Problem to work on - Would you copy all lines in the data that contain the word "naive"?

Source records -
━━━━━━━━━━━━━━━━━━━━━━━━━━━━━━

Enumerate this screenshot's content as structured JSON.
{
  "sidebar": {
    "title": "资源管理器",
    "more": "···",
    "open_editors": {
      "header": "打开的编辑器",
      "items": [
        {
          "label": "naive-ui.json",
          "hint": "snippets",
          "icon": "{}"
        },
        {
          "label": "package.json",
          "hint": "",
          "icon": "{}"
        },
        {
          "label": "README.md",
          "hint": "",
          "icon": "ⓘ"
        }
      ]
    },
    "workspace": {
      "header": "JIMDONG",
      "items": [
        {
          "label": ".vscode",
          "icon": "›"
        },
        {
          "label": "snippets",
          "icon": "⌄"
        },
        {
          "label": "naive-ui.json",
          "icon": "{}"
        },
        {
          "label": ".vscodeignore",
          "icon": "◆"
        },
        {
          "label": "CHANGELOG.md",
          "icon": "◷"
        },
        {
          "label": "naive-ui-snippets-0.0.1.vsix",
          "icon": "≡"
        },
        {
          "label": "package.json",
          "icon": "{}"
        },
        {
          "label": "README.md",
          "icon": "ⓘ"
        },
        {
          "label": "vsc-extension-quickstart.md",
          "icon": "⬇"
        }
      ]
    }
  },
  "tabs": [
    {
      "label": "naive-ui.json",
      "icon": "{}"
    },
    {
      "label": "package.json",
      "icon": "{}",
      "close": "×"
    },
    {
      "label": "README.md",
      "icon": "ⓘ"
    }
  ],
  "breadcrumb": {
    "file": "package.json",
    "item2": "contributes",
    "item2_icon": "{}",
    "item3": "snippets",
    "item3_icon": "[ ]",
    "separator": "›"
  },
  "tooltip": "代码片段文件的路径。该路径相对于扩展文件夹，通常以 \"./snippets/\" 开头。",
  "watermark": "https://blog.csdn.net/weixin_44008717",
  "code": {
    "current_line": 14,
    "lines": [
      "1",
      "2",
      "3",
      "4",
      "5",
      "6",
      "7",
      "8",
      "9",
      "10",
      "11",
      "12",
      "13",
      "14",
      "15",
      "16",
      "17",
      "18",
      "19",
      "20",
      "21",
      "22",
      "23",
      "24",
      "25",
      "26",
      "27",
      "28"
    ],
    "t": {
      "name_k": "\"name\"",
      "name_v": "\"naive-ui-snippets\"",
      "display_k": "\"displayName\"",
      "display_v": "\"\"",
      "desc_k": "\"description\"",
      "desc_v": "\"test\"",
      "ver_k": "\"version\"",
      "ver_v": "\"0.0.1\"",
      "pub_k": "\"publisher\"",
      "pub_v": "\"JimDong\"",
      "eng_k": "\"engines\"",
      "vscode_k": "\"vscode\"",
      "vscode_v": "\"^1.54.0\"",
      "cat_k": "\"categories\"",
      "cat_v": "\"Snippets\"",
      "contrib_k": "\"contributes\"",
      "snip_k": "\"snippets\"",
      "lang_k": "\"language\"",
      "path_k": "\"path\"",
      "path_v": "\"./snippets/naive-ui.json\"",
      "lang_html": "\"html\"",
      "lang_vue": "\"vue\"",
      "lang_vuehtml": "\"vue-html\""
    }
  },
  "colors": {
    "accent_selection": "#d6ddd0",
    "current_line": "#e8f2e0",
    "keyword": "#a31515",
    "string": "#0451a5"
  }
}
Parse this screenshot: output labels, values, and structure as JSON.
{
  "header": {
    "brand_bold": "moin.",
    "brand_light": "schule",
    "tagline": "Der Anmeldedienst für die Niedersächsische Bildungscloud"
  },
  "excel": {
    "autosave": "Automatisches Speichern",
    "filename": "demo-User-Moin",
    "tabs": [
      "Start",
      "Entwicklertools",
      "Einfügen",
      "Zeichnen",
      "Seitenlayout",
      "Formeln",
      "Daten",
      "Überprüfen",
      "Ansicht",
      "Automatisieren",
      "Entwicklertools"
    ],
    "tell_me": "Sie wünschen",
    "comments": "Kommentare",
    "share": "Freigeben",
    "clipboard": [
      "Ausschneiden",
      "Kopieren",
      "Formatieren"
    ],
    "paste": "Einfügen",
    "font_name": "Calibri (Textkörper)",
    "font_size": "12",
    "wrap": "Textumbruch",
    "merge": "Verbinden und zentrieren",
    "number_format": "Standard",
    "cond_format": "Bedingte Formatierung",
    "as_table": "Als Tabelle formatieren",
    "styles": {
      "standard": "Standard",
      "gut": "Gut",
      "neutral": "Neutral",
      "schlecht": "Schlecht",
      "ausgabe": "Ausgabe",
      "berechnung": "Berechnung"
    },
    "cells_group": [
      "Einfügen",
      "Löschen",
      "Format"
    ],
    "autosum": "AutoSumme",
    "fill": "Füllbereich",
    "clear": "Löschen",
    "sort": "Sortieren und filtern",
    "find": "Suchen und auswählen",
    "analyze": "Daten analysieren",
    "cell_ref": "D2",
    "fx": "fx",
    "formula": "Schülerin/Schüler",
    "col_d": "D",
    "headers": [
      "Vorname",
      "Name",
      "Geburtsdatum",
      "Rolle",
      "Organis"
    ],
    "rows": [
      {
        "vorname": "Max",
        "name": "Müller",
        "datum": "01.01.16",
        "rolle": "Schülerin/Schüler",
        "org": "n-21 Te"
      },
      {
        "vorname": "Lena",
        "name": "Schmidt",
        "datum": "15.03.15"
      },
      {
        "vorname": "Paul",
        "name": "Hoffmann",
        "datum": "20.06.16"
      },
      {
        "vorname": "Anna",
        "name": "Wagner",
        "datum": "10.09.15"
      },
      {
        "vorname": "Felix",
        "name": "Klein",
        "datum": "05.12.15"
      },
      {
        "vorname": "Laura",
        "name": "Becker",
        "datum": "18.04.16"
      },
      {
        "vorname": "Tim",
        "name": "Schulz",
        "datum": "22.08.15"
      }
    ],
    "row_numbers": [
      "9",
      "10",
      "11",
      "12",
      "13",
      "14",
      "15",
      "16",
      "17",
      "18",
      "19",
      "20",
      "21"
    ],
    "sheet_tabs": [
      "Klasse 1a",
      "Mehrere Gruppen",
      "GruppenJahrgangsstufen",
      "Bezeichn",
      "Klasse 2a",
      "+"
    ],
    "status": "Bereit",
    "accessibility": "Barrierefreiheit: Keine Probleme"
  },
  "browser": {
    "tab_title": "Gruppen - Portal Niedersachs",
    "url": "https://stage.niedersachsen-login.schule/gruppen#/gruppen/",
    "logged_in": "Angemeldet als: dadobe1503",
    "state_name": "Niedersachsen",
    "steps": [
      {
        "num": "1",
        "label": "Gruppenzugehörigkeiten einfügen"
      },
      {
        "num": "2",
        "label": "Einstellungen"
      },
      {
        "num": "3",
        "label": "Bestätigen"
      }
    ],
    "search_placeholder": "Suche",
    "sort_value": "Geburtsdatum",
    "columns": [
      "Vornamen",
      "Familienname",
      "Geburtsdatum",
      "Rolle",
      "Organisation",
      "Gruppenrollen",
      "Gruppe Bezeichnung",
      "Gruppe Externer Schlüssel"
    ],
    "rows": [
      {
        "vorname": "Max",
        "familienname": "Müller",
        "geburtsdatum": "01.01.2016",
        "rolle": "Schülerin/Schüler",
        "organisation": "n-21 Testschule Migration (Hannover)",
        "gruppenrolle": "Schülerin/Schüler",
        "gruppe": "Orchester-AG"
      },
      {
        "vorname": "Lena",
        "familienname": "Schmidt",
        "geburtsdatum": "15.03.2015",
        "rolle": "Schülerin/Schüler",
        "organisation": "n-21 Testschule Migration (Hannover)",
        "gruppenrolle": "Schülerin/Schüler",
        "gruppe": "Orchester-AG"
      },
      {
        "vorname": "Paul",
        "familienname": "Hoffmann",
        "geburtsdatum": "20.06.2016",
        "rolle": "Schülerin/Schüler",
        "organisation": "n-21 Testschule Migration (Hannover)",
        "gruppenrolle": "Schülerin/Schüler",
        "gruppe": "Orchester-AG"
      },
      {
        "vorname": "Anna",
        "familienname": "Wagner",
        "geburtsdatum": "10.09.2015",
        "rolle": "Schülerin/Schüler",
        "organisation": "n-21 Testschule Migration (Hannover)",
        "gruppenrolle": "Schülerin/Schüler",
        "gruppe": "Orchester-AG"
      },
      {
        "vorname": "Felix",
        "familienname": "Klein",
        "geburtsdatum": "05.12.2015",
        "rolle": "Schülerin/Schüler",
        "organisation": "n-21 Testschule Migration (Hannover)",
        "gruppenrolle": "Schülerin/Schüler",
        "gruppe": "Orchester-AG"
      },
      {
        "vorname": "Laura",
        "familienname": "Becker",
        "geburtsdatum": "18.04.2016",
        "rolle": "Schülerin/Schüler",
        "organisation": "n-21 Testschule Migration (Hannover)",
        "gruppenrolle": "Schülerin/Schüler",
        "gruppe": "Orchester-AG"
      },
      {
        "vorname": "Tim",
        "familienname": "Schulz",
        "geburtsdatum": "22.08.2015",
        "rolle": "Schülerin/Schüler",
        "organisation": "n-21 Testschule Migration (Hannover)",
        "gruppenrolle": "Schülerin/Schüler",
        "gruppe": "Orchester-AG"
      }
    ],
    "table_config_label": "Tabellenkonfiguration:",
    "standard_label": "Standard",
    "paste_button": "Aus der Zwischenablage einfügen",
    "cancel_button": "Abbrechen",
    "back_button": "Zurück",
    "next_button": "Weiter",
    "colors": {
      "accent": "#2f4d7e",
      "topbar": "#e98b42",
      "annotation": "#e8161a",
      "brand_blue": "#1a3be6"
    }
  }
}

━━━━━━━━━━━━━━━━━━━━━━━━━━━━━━

Task answer -
          "label": "naive-ui.json",
          "label": "naive-ui.json",
          "label": "naive-ui-snippets-0.0.1.vsix",
      "label": "naive-ui.json",
      "name_v": "\"naive-ui-snippets\"",
      "path_v": "\"./snippets/naive-ui.json\"",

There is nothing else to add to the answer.